For the full listing below, write out each entry exactly and exclude the images.

Exercise material Block Start

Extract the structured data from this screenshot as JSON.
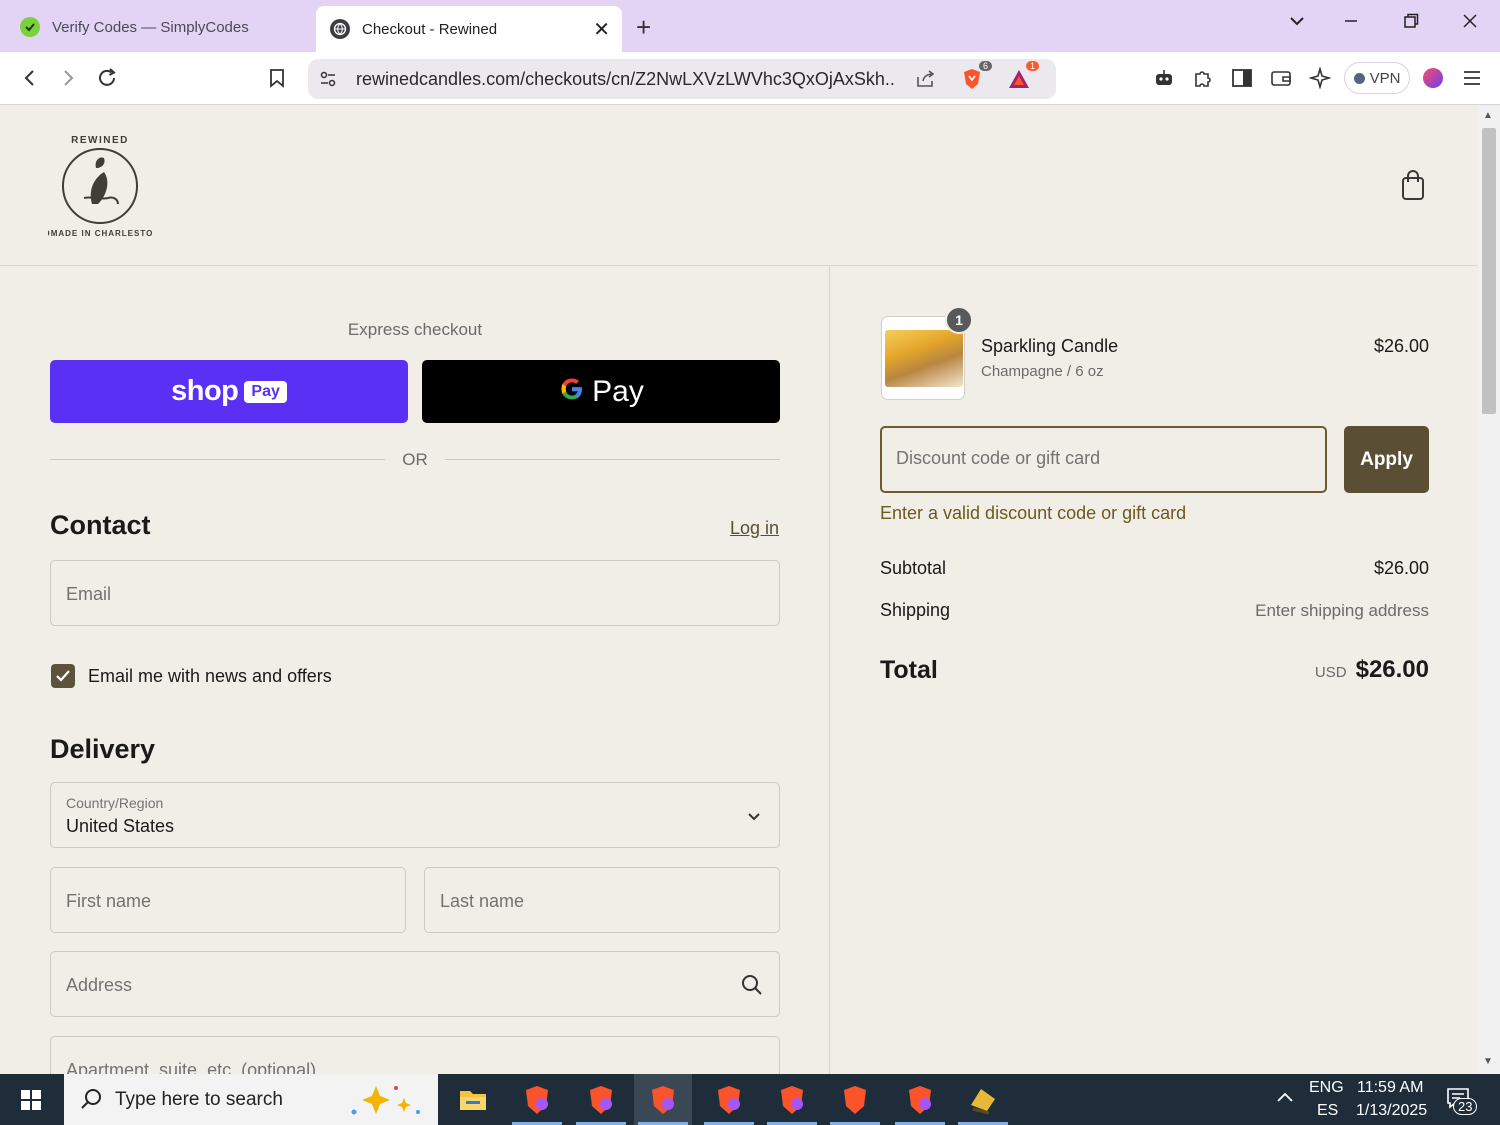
{
  "browser": {
    "tabs": [
      {
        "title": "Verify Codes — SimplyCodes",
        "active": false
      },
      {
        "title": "Checkout - Rewined",
        "active": true
      }
    ],
    "new_tab": "+",
    "url": "rewinedcandles.com/checkouts/cn/Z2NwLXVzLWVhc3QxOjAxSkh...",
    "shield_count": "6",
    "alert_count": "1",
    "vpn_label": "VPN"
  },
  "checkout": {
    "express_label": "Express checkout",
    "shop_pay": {
      "word": "shop",
      "chip": "Pay"
    },
    "gpay_label": "Pay",
    "or_label": "OR",
    "contact": {
      "title": "Contact",
      "login_link": "Log in",
      "email_placeholder": "Email",
      "newsletter_label": "Email me with news and offers",
      "newsletter_checked": true
    },
    "delivery": {
      "title": "Delivery",
      "country_label": "Country/Region",
      "country_value": "United States",
      "first_name_placeholder": "First name",
      "last_name_placeholder": "Last name",
      "address_placeholder": "Address",
      "apartment_placeholder": "Apartment, suite, etc. (optional)"
    }
  },
  "order": {
    "item": {
      "name": "Sparkling Candle",
      "variant": "Champagne / 6 oz",
      "price": "$26.00",
      "quantity": "1"
    },
    "discount_placeholder": "Discount code or gift card",
    "apply_label": "Apply",
    "discount_error": "Enter a valid discount code or gift card",
    "subtotal_label": "Subtotal",
    "subtotal_value": "$26.00",
    "shipping_label": "Shipping",
    "shipping_value": "Enter shipping address",
    "total_label": "Total",
    "total_currency": "USD",
    "total_value": "$26.00"
  },
  "taskbar": {
    "search_placeholder": "Type here to search",
    "lang_top": "ENG",
    "lang_bottom": "ES",
    "time": "11:59 AM",
    "date": "1/13/2025",
    "notification_count": "23"
  },
  "colors": {
    "page_bg": "#f1ede7",
    "accent": "#5a4f35",
    "shop_pay": "#5a31f4",
    "tabstrip": "#e3d4f5"
  }
}
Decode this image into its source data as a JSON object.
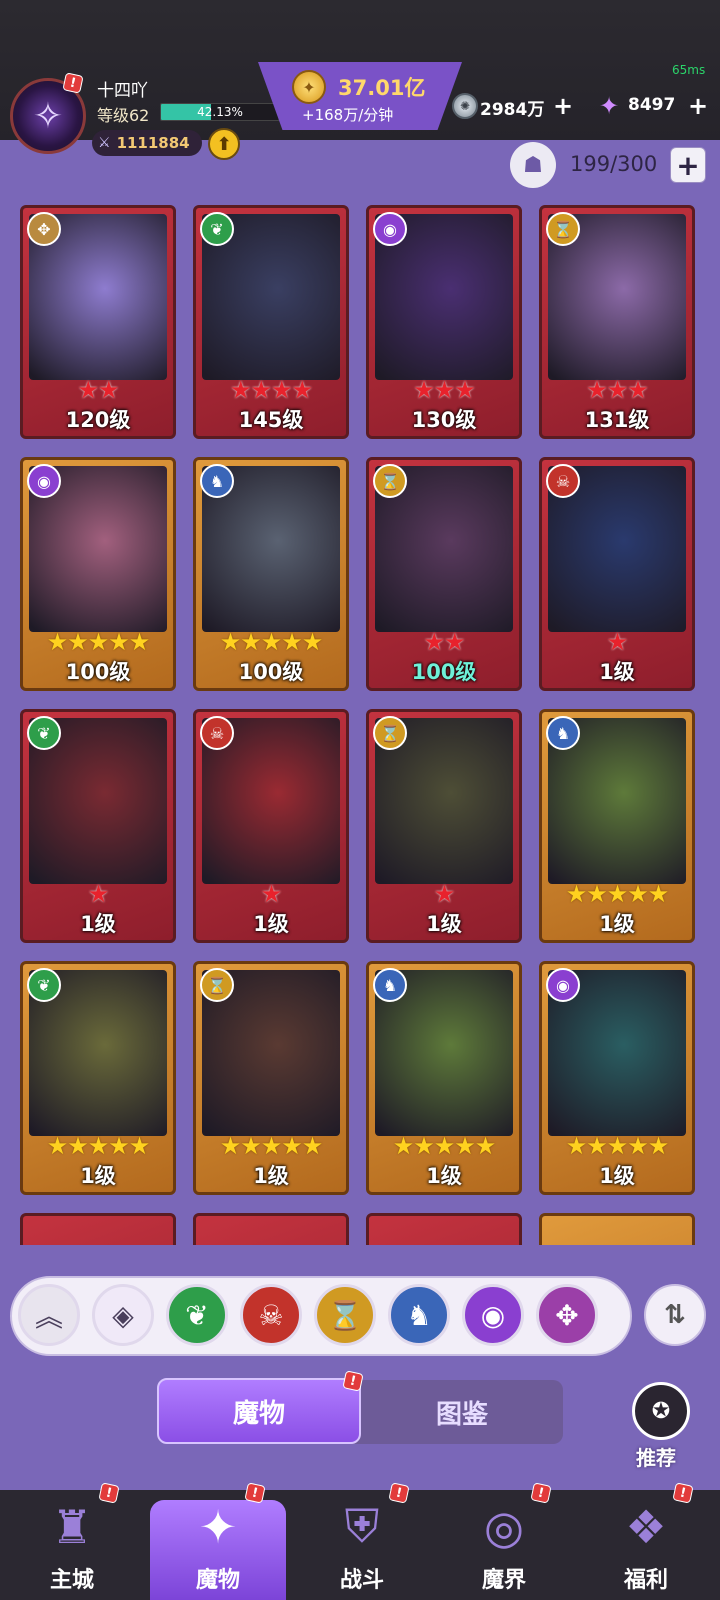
{
  "header": {
    "player_name": "十四吖",
    "level": "等级62",
    "exp_percent": "42.13%",
    "exp_fraction": 0.4213,
    "power": "1111884",
    "gold_amount": "37.01亿",
    "gold_rate": "+168万/分钟",
    "silver": "2984万",
    "gems": "8497",
    "ping": "65ms"
  },
  "capacity": {
    "text": "199/300"
  },
  "cards": [
    {
      "element": "wind-icon",
      "element_color": "#b98a3f",
      "frame": "red",
      "stars": 2,
      "star_color": "red",
      "level": "120级",
      "art": "#8e7ccf"
    },
    {
      "element": "leaf-icon",
      "element_color": "#2e9e4a",
      "frame": "red",
      "stars": 4,
      "star_color": "red",
      "level": "145级",
      "art": "#3a3f62"
    },
    {
      "element": "eye-icon",
      "element_color": "#8a3fd0",
      "frame": "red",
      "stars": 3,
      "star_color": "red",
      "level": "130级",
      "art": "#4a2f72"
    },
    {
      "element": "hourglass-icon",
      "element_color": "#d09a22",
      "frame": "red",
      "stars": 3,
      "star_color": "red",
      "level": "131级",
      "art": "#8c6aa8"
    },
    {
      "element": "eye-icon",
      "element_color": "#8a3fd0",
      "frame": "gold",
      "stars": 5,
      "star_color": "gold",
      "level": "100级",
      "art": "#a2607e"
    },
    {
      "element": "wolf-icon",
      "element_color": "#3a66b8",
      "frame": "gold",
      "stars": 5,
      "star_color": "gold",
      "level": "100级",
      "art": "#5a6272"
    },
    {
      "element": "hourglass-icon",
      "element_color": "#d09a22",
      "frame": "red",
      "stars": 2,
      "star_color": "red",
      "level": "100级",
      "art": "#5a3a5e",
      "level_teal": true
    },
    {
      "element": "demon-icon",
      "element_color": "#c2332b",
      "frame": "red",
      "stars": 1,
      "star_color": "red",
      "level": "1级",
      "art": "#2a3a6e"
    },
    {
      "element": "leaf-icon",
      "element_color": "#2e9e4a",
      "frame": "red",
      "stars": 1,
      "star_color": "red",
      "level": "1级",
      "art": "#7a2a32"
    },
    {
      "element": "demon-icon",
      "element_color": "#c2332b",
      "frame": "red",
      "stars": 1,
      "star_color": "red",
      "level": "1级",
      "art": "#9a2a32"
    },
    {
      "element": "hourglass-icon",
      "element_color": "#d09a22",
      "frame": "red",
      "stars": 1,
      "star_color": "red",
      "level": "1级",
      "art": "#4e4e36"
    },
    {
      "element": "wolf-icon",
      "element_color": "#3a66b8",
      "frame": "gold",
      "stars": 5,
      "star_color": "gold",
      "level": "1级",
      "art": "#5e7a3a"
    },
    {
      "element": "leaf-icon",
      "element_color": "#2e9e4a",
      "frame": "gold",
      "stars": 5,
      "star_color": "gold",
      "level": "1级",
      "art": "#6a6a3a"
    },
    {
      "element": "hourglass-icon",
      "element_color": "#d09a22",
      "frame": "gold",
      "stars": 5,
      "star_color": "gold",
      "level": "1级",
      "art": "#5a3a32"
    },
    {
      "element": "wolf-icon",
      "element_color": "#3a66b8",
      "frame": "gold",
      "stars": 5,
      "star_color": "gold",
      "level": "1级",
      "art": "#5e7a3a"
    },
    {
      "element": "eye-icon",
      "element_color": "#8a3fd0",
      "frame": "gold",
      "stars": 5,
      "star_color": "gold",
      "level": "1级",
      "art": "#2a5e62"
    }
  ],
  "filters": [
    {
      "name": "collapse",
      "glyph": "︽",
      "color": "#e8e4ee"
    },
    {
      "name": "all",
      "glyph": "◈",
      "color": "#f0e9f8"
    },
    {
      "name": "leaf",
      "glyph": "❦",
      "color": "#2e9e4a"
    },
    {
      "name": "demon",
      "glyph": "☠",
      "color": "#c2332b"
    },
    {
      "name": "hourglass",
      "glyph": "⌛",
      "color": "#d09a22"
    },
    {
      "name": "wolf",
      "glyph": "♞",
      "color": "#3a66b8"
    },
    {
      "name": "eye",
      "glyph": "◉",
      "color": "#8a3fd0"
    },
    {
      "name": "wind",
      "glyph": "✥",
      "color": "#9b3fa8"
    }
  ],
  "tabs": {
    "monster": "魔物",
    "codex": "图鉴"
  },
  "recommend_label": "推荐",
  "nav": [
    {
      "label": "主城",
      "icon": "castle-icon",
      "glyph": "♜"
    },
    {
      "label": "魔物",
      "icon": "monster-icon",
      "glyph": "✦"
    },
    {
      "label": "战斗",
      "icon": "shield-icon",
      "glyph": "⛨"
    },
    {
      "label": "魔界",
      "icon": "portal-icon",
      "glyph": "◎"
    },
    {
      "label": "福利",
      "icon": "chest-icon",
      "glyph": "❖"
    }
  ]
}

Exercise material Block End

:: Finished exercise ::
Extract the structured data from this screenshot as JSON.
{
  "browser": {
    "tabs": [
      {
        "title": "Verify Codes — SimplyCodes",
        "active": false
      },
      {
        "title": "Checkout - Rewined",
        "active": true
      }
    ],
    "new_tab": "+",
    "url": "rewinedcandles.com/checkouts/cn/Z2NwLXVzLWVhc3QxOjAxSkh...",
    "shield_count": "6",
    "alert_count": "1",
    "vpn_label": "VPN"
  },
  "checkout": {
    "express_label": "Express checkout",
    "shop_pay": {
      "word": "shop",
      "chip": "Pay"
    },
    "gpay_label": "Pay",
    "or_label": "OR",
    "contact": {
      "title": "Contact",
      "login_link": "Log in",
      "email_placeholder": "Email",
      "newsletter_label": "Email me with news and offers",
      "newsletter_checked": true
    },
    "delivery": {
      "title": "Delivery",
      "country_label": "Country/Region",
      "country_value": "United States",
      "first_name_placeholder": "First name",
      "last_name_placeholder": "Last name",
      "address_placeholder": "Address",
      "apartment_placeholder": "Apartment, suite, etc. (optional)"
    }
  },
  "order": {
    "item": {
      "name": "Sparkling Candle",
      "variant": "Champagne / 6 oz",
      "price": "$26.00",
      "quantity": "1"
    },
    "discount_placeholder": "Discount code or gift card",
    "apply_label": "Apply",
    "discount_error": "Enter a valid discount code or gift card",
    "subtotal_label": "Subtotal",
    "subtotal_value": "$26.00",
    "shipping_label": "Shipping",
    "shipping_value": "Enter shipping address",
    "total_label": "Total",
    "total_currency": "USD",
    "total_value": "$26.00"
  },
  "taskbar": {
    "search_placeholder": "Type here to search",
    "lang_top": "ENG",
    "lang_bottom": "ES",
    "time": "11:59 AM",
    "date": "1/13/2025",
    "notification_count": "23"
  },
  "colors": {
    "page_bg": "#f1ede7",
    "accent": "#5a4f35",
    "shop_pay": "#5a31f4",
    "tabstrip": "#e3d4f5"
  }
}
Decode this image into its source data as a JSON object.
{
  "header": {
    "player_name": "十四吖",
    "level": "等级62",
    "exp_percent": "42.13%",
    "exp_fraction": 0.4213,
    "power": "1111884",
    "gold_amount": "37.01亿",
    "gold_rate": "+168万/分钟",
    "silver": "2984万",
    "gems": "8497",
    "ping": "65ms"
  },
  "capacity": {
    "text": "199/300"
  },
  "cards": [
    {
      "element": "wind-icon",
      "element_color": "#b98a3f",
      "frame": "red",
      "stars": 2,
      "star_color": "red",
      "level": "120级",
      "art": "#8e7ccf"
    },
    {
      "element": "leaf-icon",
      "element_color": "#2e9e4a",
      "frame": "red",
      "stars": 4,
      "star_color": "red",
      "level": "145级",
      "art": "#3a3f62"
    },
    {
      "element": "eye-icon",
      "element_color": "#8a3fd0",
      "frame": "red",
      "stars": 3,
      "star_color": "red",
      "level": "130级",
      "art": "#4a2f72"
    },
    {
      "element": "hourglass-icon",
      "element_color": "#d09a22",
      "frame": "red",
      "stars": 3,
      "star_color": "red",
      "level": "131级",
      "art": "#8c6aa8"
    },
    {
      "element": "eye-icon",
      "element_color": "#8a3fd0",
      "frame": "gold",
      "stars": 5,
      "star_color": "gold",
      "level": "100级",
      "art": "#a2607e"
    },
    {
      "element": "wolf-icon",
      "element_color": "#3a66b8",
      "frame": "gold",
      "stars": 5,
      "star_color": "gold",
      "level": "100级",
      "art": "#5a6272"
    },
    {
      "element": "hourglass-icon",
      "element_color": "#d09a22",
      "frame": "red",
      "stars": 2,
      "star_color": "red",
      "level": "100级",
      "art": "#5a3a5e",
      "level_teal": true
    },
    {
      "element": "demon-icon",
      "element_color": "#c2332b",
      "frame": "red",
      "stars": 1,
      "star_color": "red",
      "level": "1级",
      "art": "#2a3a6e"
    },
    {
      "element": "leaf-icon",
      "element_color": "#2e9e4a",
      "frame": "red",
      "stars": 1,
      "star_color": "red",
      "level": "1级",
      "art": "#7a2a32"
    },
    {
      "element": "demon-icon",
      "element_color": "#c2332b",
      "frame": "red",
      "stars": 1,
      "star_color": "red",
      "level": "1级",
      "art": "#9a2a32"
    },
    {
      "element": "hourglass-icon",
      "element_color": "#d09a22",
      "frame": "red",
      "stars": 1,
      "star_color": "red",
      "level": "1级",
      "art": "#4e4e36"
    },
    {
      "element": "wolf-icon",
      "element_color": "#3a66b8",
      "frame": "gold",
      "stars": 5,
      "star_color": "gold",
      "level": "1级",
      "art": "#5e7a3a"
    },
    {
      "element": "leaf-icon",
      "element_color": "#2e9e4a",
      "frame": "gold",
      "stars": 5,
      "star_color": "gold",
      "level": "1级",
      "art": "#6a6a3a"
    },
    {
      "element": "hourglass-icon",
      "element_color": "#d09a22",
      "frame": "gold",
      "stars": 5,
      "star_color": "gold",
      "level": "1级",
      "art": "#5a3a32"
    },
    {
      "element": "wolf-icon",
      "element_color": "#3a66b8",
      "frame": "gold",
      "stars": 5,
      "star_color": "gold",
      "level": "1级",
      "art": "#5e7a3a"
    },
    {
      "element": "eye-icon",
      "element_color": "#8a3fd0",
      "frame": "gold",
      "stars": 5,
      "star_color": "gold",
      "level": "1级",
      "art": "#2a5e62"
    }
  ],
  "filters": [
    {
      "name": "collapse",
      "glyph": "︽",
      "color": "#e8e4ee"
    },
    {
      "name": "all",
      "glyph": "◈",
      "color": "#f0e9f8"
    },
    {
      "name": "leaf",
      "glyph": "❦",
      "color": "#2e9e4a"
    },
    {
      "name": "demon",
      "glyph": "☠",
      "color": "#c2332b"
    },
    {
      "name": "hourglass",
      "glyph": "⌛",
      "color": "#d09a22"
    },
    {
      "name": "wolf",
      "glyph": "♞",
      "color": "#3a66b8"
    },
    {
      "name": "eye",
      "glyph": "◉",
      "color": "#8a3fd0"
    },
    {
      "name": "wind",
      "glyph": "✥",
      "color": "#9b3fa8"
    }
  ],
  "tabs": {
    "monster": "魔物",
    "codex": "图鉴"
  },
  "recommend_label": "推荐",
  "nav": [
    {
      "label": "主城",
      "icon": "castle-icon",
      "glyph": "♜"
    },
    {
      "label": "魔物",
      "icon": "monster-icon",
      "glyph": "✦"
    },
    {
      "label": "战斗",
      "icon": "shield-icon",
      "glyph": "⛨"
    },
    {
      "label": "魔界",
      "icon": "portal-icon",
      "glyph": "◎"
    },
    {
      "label": "福利",
      "icon": "chest-icon",
      "glyph": "❖"
    }
  ]
}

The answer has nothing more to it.